**TASK DIRECTIONS:** Do any lines in the data below contain "Vehículos"? If so, copy every one of them.

╔══

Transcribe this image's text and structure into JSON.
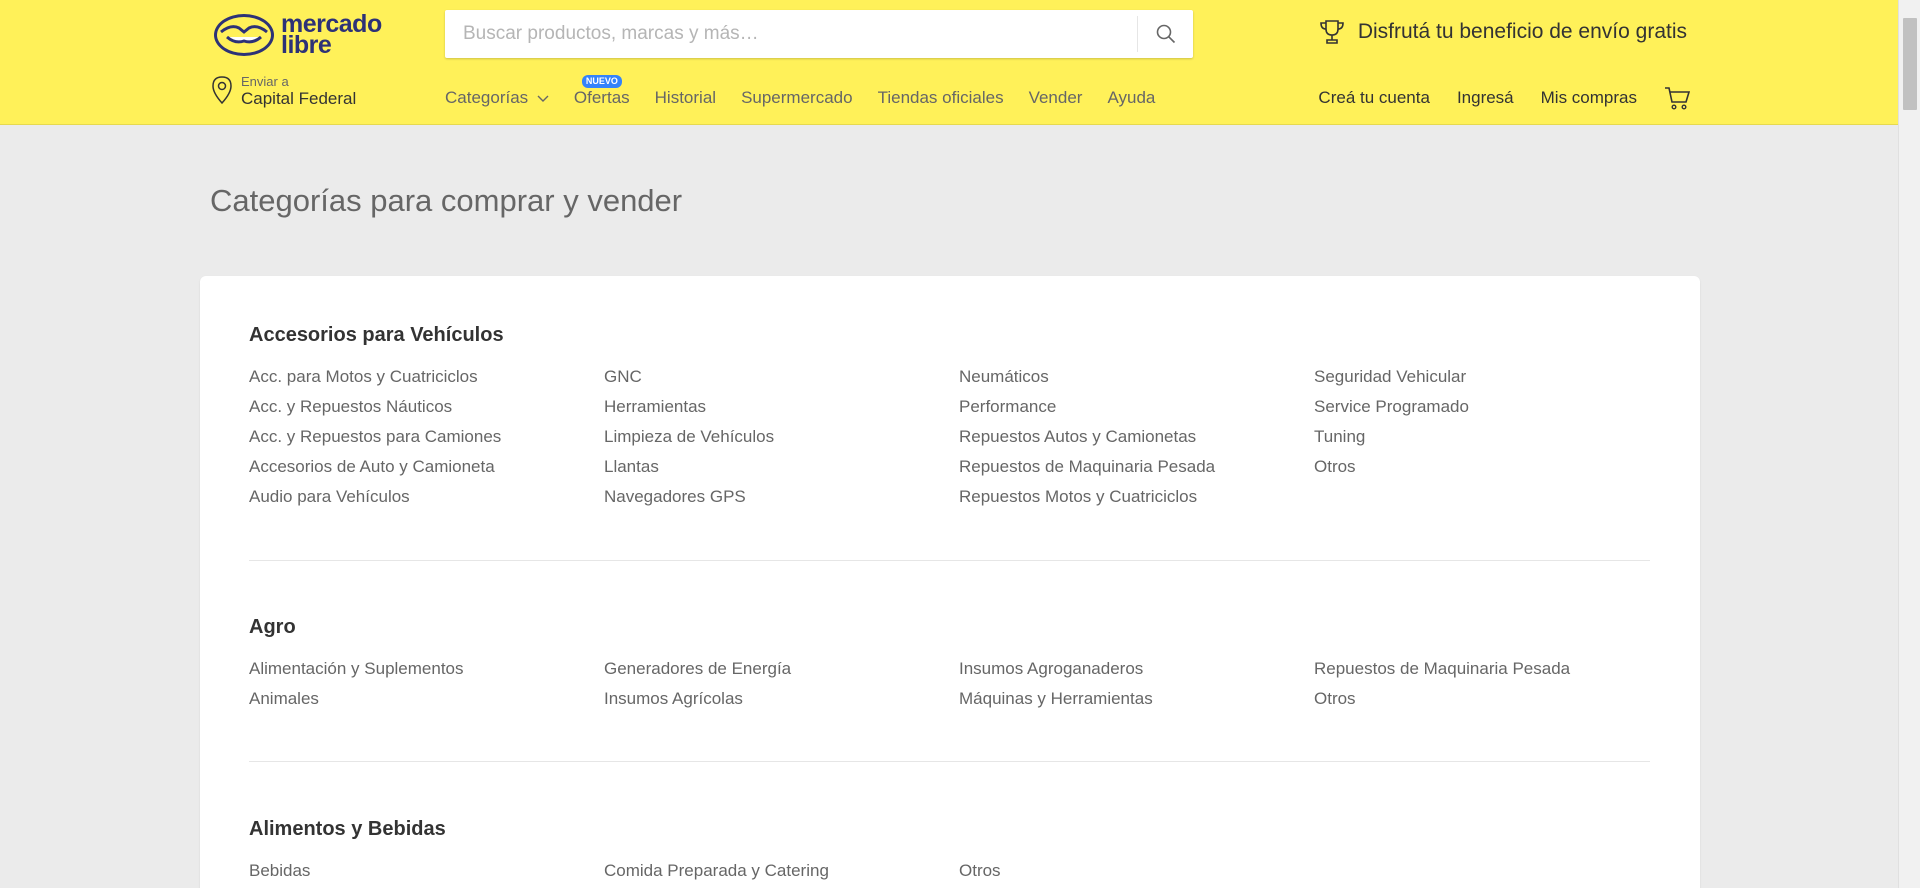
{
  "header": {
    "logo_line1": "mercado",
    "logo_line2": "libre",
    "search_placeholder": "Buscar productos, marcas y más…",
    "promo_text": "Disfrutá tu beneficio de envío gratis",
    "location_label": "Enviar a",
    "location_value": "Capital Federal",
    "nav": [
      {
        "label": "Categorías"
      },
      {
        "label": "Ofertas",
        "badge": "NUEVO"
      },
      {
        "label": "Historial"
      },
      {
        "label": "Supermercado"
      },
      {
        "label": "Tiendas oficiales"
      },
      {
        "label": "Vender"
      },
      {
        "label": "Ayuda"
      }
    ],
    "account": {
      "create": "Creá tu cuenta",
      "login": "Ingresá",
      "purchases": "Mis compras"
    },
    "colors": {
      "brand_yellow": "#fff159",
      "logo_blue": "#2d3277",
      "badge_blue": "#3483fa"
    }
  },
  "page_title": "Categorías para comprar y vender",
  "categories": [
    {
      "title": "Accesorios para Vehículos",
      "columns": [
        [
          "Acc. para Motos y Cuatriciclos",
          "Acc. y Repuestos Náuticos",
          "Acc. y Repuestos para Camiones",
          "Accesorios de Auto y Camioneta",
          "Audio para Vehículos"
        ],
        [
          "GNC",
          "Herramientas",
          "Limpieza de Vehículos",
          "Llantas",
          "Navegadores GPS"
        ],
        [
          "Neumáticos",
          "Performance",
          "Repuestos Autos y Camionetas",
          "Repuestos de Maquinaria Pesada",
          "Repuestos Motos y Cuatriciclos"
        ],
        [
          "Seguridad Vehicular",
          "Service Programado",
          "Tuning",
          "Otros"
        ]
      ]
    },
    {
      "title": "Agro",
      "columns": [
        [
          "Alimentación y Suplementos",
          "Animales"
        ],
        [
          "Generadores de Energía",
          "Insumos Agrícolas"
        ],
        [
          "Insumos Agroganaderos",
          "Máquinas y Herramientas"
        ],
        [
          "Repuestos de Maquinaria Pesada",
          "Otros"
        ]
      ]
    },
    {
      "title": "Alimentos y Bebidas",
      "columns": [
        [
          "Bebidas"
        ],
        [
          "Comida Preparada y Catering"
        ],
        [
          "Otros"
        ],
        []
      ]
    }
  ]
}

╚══
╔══

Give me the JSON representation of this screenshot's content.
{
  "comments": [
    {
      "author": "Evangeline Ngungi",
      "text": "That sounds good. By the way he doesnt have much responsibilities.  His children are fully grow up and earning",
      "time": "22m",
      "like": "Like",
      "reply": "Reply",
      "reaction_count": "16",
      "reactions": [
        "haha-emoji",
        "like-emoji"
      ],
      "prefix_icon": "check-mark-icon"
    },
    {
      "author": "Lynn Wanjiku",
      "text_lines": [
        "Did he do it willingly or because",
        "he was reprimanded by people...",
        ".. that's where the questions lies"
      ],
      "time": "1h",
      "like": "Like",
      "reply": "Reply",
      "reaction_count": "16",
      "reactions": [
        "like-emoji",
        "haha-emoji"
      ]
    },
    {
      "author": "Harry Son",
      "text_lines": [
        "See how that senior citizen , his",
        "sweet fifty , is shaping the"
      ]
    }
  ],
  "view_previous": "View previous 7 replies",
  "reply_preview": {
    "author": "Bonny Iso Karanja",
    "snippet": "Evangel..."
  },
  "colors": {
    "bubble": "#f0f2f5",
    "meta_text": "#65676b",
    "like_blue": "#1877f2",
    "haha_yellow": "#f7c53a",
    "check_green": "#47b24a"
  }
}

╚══

**EXERCISE SOLUTION:**
      "title": "Accesorios para Vehículos",
          "Audio para Vehículos"
          "Limpieza de Vehículos",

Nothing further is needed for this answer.